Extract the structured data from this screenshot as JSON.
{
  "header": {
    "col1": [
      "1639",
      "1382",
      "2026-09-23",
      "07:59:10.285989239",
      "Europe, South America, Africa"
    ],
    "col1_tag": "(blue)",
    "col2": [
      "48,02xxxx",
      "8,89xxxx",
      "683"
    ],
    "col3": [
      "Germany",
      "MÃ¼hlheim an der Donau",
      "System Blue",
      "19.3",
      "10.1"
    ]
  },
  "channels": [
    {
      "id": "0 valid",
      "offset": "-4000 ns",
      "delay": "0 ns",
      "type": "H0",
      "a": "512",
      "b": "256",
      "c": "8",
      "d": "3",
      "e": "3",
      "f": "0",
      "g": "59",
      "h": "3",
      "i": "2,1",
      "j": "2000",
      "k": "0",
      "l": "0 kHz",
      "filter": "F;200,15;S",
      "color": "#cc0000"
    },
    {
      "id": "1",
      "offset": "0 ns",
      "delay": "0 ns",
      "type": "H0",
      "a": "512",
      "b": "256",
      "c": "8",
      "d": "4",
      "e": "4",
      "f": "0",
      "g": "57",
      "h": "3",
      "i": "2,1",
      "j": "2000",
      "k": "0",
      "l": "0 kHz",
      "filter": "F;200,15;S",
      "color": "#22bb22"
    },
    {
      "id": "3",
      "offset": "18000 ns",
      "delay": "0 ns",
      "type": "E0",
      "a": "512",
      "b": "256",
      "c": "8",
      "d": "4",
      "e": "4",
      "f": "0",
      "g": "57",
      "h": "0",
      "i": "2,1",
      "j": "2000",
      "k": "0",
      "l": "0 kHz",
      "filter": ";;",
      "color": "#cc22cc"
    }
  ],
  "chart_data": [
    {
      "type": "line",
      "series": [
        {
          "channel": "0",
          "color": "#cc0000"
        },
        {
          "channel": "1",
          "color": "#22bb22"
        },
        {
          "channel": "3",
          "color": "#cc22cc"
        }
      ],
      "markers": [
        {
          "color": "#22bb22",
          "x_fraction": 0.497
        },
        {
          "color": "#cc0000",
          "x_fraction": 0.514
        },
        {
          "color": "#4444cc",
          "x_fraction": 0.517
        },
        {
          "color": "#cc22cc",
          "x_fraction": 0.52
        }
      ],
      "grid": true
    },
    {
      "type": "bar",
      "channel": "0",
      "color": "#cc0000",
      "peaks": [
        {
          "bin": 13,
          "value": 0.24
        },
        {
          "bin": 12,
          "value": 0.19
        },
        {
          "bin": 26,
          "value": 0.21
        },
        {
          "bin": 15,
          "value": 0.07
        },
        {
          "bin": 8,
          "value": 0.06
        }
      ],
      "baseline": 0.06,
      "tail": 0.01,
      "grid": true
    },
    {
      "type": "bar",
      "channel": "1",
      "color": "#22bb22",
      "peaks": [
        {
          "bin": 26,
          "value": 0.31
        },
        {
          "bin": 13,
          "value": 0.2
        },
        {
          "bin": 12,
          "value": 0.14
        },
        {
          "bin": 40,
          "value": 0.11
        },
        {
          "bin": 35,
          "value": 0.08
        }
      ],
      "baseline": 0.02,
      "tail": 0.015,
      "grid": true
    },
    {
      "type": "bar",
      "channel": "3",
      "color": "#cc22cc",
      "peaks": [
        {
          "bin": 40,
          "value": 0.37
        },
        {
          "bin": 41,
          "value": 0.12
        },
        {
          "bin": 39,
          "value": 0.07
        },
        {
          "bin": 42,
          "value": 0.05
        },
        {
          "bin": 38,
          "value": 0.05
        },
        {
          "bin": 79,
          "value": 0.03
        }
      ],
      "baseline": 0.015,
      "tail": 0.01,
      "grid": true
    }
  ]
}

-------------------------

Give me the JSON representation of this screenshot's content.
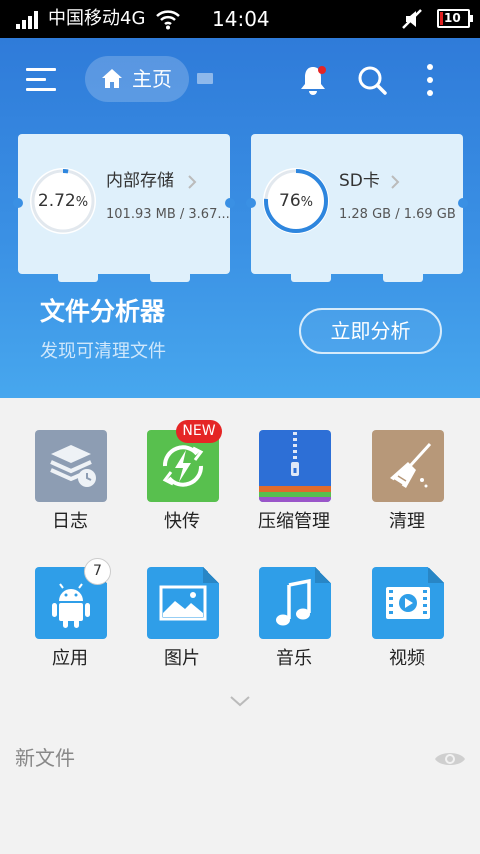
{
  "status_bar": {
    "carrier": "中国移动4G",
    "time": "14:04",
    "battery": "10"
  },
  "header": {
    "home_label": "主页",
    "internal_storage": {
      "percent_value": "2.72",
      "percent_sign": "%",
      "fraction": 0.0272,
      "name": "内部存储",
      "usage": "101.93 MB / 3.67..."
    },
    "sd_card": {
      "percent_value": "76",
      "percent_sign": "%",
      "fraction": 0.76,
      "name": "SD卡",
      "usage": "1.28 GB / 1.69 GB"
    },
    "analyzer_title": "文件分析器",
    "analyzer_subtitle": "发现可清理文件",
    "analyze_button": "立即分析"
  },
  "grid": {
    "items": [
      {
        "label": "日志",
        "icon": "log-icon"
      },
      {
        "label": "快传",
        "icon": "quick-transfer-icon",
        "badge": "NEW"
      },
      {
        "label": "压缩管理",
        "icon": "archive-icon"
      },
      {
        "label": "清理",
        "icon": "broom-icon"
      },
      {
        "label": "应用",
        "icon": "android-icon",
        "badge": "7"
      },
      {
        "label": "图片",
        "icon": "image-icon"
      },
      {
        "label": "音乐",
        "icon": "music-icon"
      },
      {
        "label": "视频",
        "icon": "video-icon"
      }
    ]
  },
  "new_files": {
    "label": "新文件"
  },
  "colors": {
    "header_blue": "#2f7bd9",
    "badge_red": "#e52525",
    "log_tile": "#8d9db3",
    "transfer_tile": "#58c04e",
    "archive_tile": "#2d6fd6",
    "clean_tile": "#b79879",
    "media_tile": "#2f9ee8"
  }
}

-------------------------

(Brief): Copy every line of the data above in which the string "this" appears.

(Response box):
Extract the structured data from this screenshot as JSON.
Give me the JSON representation of this screenshot's content.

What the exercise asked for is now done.